== RECORD SET ==

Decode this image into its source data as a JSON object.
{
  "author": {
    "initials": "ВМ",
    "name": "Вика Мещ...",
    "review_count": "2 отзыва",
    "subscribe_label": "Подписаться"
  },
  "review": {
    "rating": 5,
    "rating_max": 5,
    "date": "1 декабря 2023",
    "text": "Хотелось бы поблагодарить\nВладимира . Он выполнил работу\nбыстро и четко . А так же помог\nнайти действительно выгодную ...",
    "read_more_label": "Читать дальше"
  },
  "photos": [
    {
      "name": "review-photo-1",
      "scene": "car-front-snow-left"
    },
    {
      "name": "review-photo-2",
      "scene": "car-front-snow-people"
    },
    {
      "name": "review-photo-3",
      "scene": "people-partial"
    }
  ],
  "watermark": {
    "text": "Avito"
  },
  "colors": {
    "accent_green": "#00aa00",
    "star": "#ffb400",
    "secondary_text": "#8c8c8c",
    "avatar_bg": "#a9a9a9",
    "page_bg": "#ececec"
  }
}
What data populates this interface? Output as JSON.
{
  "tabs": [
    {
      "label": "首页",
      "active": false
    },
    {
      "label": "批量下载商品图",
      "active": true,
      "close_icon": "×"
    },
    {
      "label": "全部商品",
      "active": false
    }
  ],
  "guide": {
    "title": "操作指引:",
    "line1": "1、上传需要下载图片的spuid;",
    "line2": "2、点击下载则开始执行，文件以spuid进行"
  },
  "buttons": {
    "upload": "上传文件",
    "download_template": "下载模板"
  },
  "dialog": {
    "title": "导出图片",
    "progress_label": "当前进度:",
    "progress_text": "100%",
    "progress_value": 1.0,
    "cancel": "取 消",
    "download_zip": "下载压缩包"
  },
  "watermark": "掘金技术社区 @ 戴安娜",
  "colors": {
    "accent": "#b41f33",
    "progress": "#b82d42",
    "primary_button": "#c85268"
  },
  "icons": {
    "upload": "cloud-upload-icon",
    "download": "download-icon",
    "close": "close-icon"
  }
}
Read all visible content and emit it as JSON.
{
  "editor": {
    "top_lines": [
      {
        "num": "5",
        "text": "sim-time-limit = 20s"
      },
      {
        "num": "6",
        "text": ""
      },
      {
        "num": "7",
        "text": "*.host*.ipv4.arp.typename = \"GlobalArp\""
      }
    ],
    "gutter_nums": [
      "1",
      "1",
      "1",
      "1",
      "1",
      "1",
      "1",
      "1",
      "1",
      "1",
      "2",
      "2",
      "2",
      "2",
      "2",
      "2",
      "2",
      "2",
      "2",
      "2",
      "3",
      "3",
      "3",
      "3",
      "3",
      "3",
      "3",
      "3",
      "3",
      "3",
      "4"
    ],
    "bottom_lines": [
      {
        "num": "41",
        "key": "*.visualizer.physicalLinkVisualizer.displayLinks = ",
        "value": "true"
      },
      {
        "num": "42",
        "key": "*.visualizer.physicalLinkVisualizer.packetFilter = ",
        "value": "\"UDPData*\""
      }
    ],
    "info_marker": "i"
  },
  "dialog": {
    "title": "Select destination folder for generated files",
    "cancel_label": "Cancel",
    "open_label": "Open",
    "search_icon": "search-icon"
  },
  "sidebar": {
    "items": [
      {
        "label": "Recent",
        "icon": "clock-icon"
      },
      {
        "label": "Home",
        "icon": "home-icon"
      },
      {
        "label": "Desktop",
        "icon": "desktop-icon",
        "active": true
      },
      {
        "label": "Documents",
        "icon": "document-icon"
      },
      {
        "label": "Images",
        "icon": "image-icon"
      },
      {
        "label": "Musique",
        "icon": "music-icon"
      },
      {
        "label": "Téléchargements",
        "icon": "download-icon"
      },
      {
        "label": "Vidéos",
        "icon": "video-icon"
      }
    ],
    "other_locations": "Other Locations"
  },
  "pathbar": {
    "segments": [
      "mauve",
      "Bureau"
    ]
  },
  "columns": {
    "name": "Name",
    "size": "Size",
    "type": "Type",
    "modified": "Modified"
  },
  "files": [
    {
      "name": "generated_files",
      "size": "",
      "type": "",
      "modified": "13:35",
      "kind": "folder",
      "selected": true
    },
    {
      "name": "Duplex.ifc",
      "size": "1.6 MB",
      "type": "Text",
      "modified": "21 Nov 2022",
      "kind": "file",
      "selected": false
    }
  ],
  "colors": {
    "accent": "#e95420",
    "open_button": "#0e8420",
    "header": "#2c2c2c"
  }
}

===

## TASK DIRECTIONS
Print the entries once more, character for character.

## COMPLETED EXERCISE
Decode this image into its source data as a JSON object.
{
  "author": {
    "initials": "ВМ",
    "name": "Вика Мещ...",
    "review_count": "2 отзыва",
    "subscribe_label": "Подписаться"
  },
  "review": {
    "rating": 5,
    "rating_max": 5,
    "date": "1 декабря 2023",
    "text": "Хотелось бы поблагодарить\nВладимира . Он выполнил работу\nбыстро и четко . А так же помог\nнайти действительно выгодную ...",
    "read_more_label": "Читать дальше"
  },
  "photos": [
    {
      "name": "review-photo-1",
      "scene": "car-front-snow-left"
    },
    {
      "name": "review-photo-2",
      "scene": "car-front-snow-people"
    },
    {
      "name": "review-photo-3",
      "scene": "people-partial"
    }
  ],
  "watermark": {
    "text": "Avito"
  },
  "colors": {
    "accent_green": "#00aa00",
    "star": "#ffb400",
    "secondary_text": "#8c8c8c",
    "avatar_bg": "#a9a9a9",
    "page_bg": "#ececec"
  }
}
What data populates this interface? Output as JSON.
{
  "tabs": [
    {
      "label": "首页",
      "active": false
    },
    {
      "label": "批量下载商品图",
      "active": true,
      "close_icon": "×"
    },
    {
      "label": "全部商品",
      "active": false
    }
  ],
  "guide": {
    "title": "操作指引:",
    "line1": "1、上传需要下载图片的spuid;",
    "line2": "2、点击下载则开始执行，文件以spuid进行"
  },
  "buttons": {
    "upload": "上传文件",
    "download_template": "下载模板"
  },
  "dialog": {
    "title": "导出图片",
    "progress_label": "当前进度:",
    "progress_text": "100%",
    "progress_value": 1.0,
    "cancel": "取 消",
    "download_zip": "下载压缩包"
  },
  "watermark": "掘金技术社区 @ 戴安娜",
  "colors": {
    "accent": "#b41f33",
    "progress": "#b82d42",
    "primary_button": "#c85268"
  },
  "icons": {
    "upload": "cloud-upload-icon",
    "download": "download-icon",
    "close": "close-icon"
  }
}
Read all visible content and emit it as JSON.
{
  "editor": {
    "top_lines": [
      {
        "num": "5",
        "text": "sim-time-limit = 20s"
      },
      {
        "num": "6",
        "text": ""
      },
      {
        "num": "7",
        "text": "*.host*.ipv4.arp.typename = \"GlobalArp\""
      }
    ],
    "gutter_nums": [
      "1",
      "1",
      "1",
      "1",
      "1",
      "1",
      "1",
      "1",
      "1",
      "1",
      "2",
      "2",
      "2",
      "2",
      "2",
      "2",
      "2",
      "2",
      "2",
      "2",
      "3",
      "3",
      "3",
      "3",
      "3",
      "3",
      "3",
      "3",
      "3",
      "3",
      "4"
    ],
    "bottom_lines": [
      {
        "num": "41",
        "key": "*.visualizer.physicalLinkVisualizer.displayLinks = ",
        "value": "true"
      },
      {
        "num": "42",
        "key": "*.visualizer.physicalLinkVisualizer.packetFilter = ",
        "value": "\"UDPData*\""
      }
    ],
    "info_marker": "i"
  },
  "dialog": {
    "title": "Select destination folder for generated files",
    "cancel_label": "Cancel",
    "open_label": "Open",
    "search_icon": "search-icon"
  },
  "sidebar": {
    "items": [
      {
        "label": "Recent",
        "icon": "clock-icon"
      },
      {
        "label": "Home",
        "icon": "home-icon"
      },
      {
        "label": "Desktop",
        "icon": "desktop-icon",
        "active": true
      },
      {
        "label": "Documents",
        "icon": "document-icon"
      },
      {
        "label": "Images",
        "icon": "image-icon"
      },
      {
        "label": "Musique",
        "icon": "music-icon"
      },
      {
        "label": "Téléchargements",
        "icon": "download-icon"
      },
      {
        "label": "Vidéos",
        "icon": "video-icon"
      }
    ],
    "other_locations": "Other Locations"
  },
  "pathbar": {
    "segments": [
      "mauve",
      "Bureau"
    ]
  },
  "columns": {
    "name": "Name",
    "size": "Size",
    "type": "Type",
    "modified": "Modified"
  },
  "files": [
    {
      "name": "generated_files",
      "size": "",
      "type": "",
      "modified": "13:35",
      "kind": "folder",
      "selected": true
    },
    {
      "name": "Duplex.ifc",
      "size": "1.6 MB",
      "type": "Text",
      "modified": "21 Nov 2022",
      "kind": "file",
      "selected": false
    }
  ],
  "colors": {
    "accent": "#e95420",
    "open_button": "#0e8420",
    "header": "#2c2c2c"
  }
}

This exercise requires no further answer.